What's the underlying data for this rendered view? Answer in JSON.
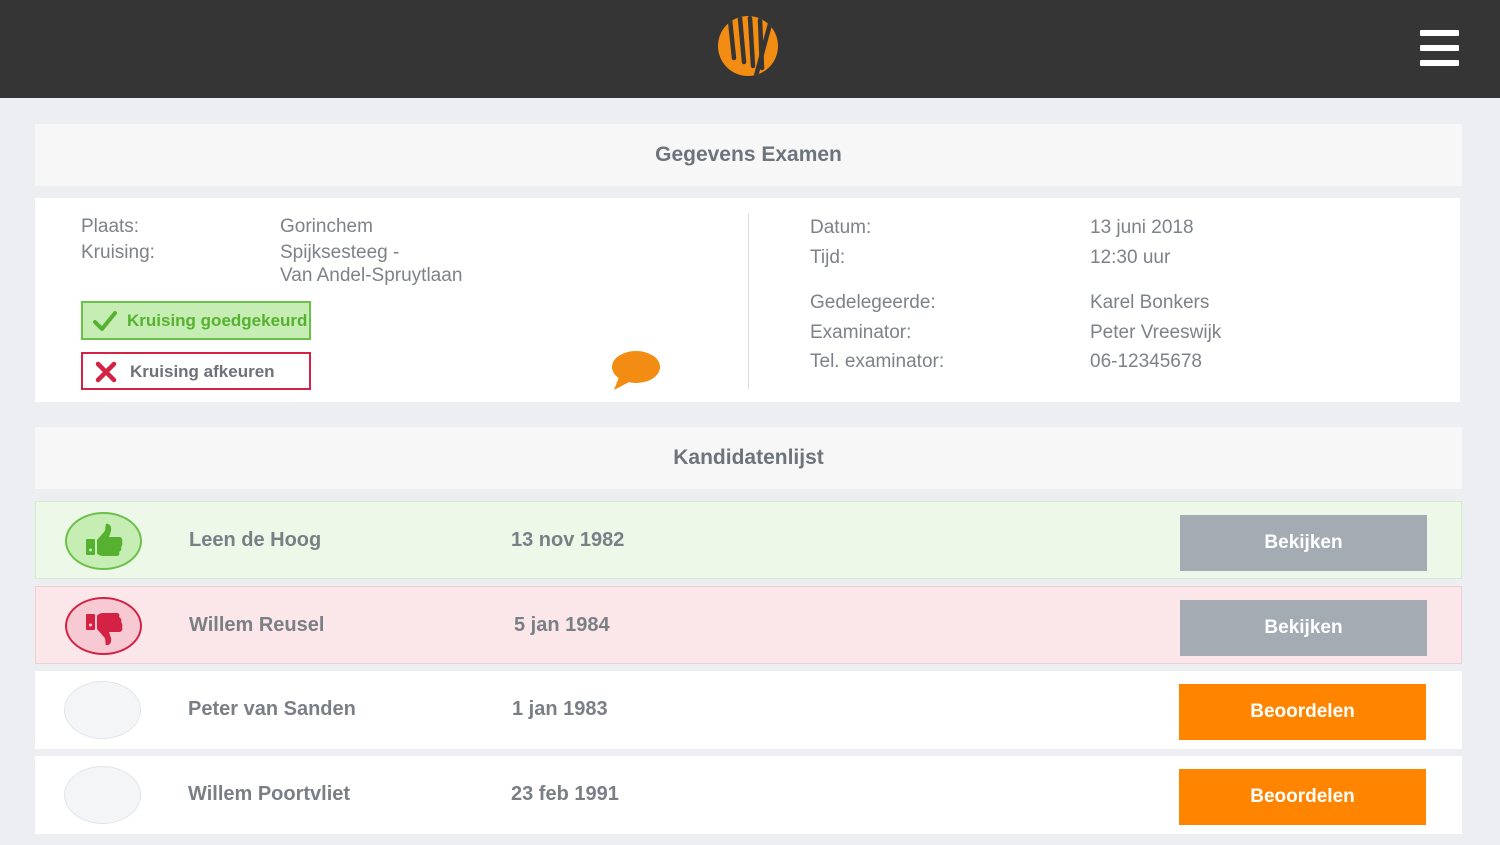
{
  "header": {
    "logo_icon": "stripes-logo-icon",
    "menu_icon": "hamburger-menu-icon"
  },
  "exam": {
    "title": "Gegevens Examen",
    "plaats_label": "Plaats:",
    "plaats_value": "Gorinchem",
    "kruising_label": "Kruising:",
    "kruising_value_line1": "Spijksesteeg -",
    "kruising_value_line2": "Van Andel-Spruytlaan",
    "approve_label": "Kruising goedgekeurd",
    "reject_label": "Kruising afkeuren",
    "datum_label": "Datum:",
    "datum_value": "13 juni 2018",
    "tijd_label": "Tijd:",
    "tijd_value": "12:30 uur",
    "gedelegeerde_label": "Gedelegeerde:",
    "gedelegeerde_value": "Karel Bonkers",
    "examinator_label": "Examinator:",
    "examinator_value": "Peter Vreeswijk",
    "tel_label": "Tel. examinator:",
    "tel_value": "06-12345678"
  },
  "candidates": {
    "title": "Kandidatenlijst",
    "rows": [
      {
        "name": "Leen de Hoog",
        "dob": "13 nov 1982",
        "status": "approved",
        "action": "Bekijken"
      },
      {
        "name": "Willem Reusel",
        "dob": "5 jan 1984",
        "status": "rejected",
        "action": "Bekijken"
      },
      {
        "name": "Peter van Sanden",
        "dob": "1 jan 1983",
        "status": "pending",
        "action": "Beoordelen"
      },
      {
        "name": "Willem Poortvliet",
        "dob": "23 feb 1991",
        "status": "pending",
        "action": "Beoordelen"
      }
    ]
  },
  "colors": {
    "topbar": "#353535",
    "accent_orange": "#ff8500",
    "approve_green": "#6ac14a",
    "reject_red": "#d32243",
    "neutral_button": "#a4abb3"
  }
}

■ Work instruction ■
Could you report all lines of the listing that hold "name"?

■ Exercise solution ■
        "name": "Leen de Hoog",
        "name": "Willem Reusel",
        "name": "Peter van Sanden",
        "name": "Willem Poortvliet",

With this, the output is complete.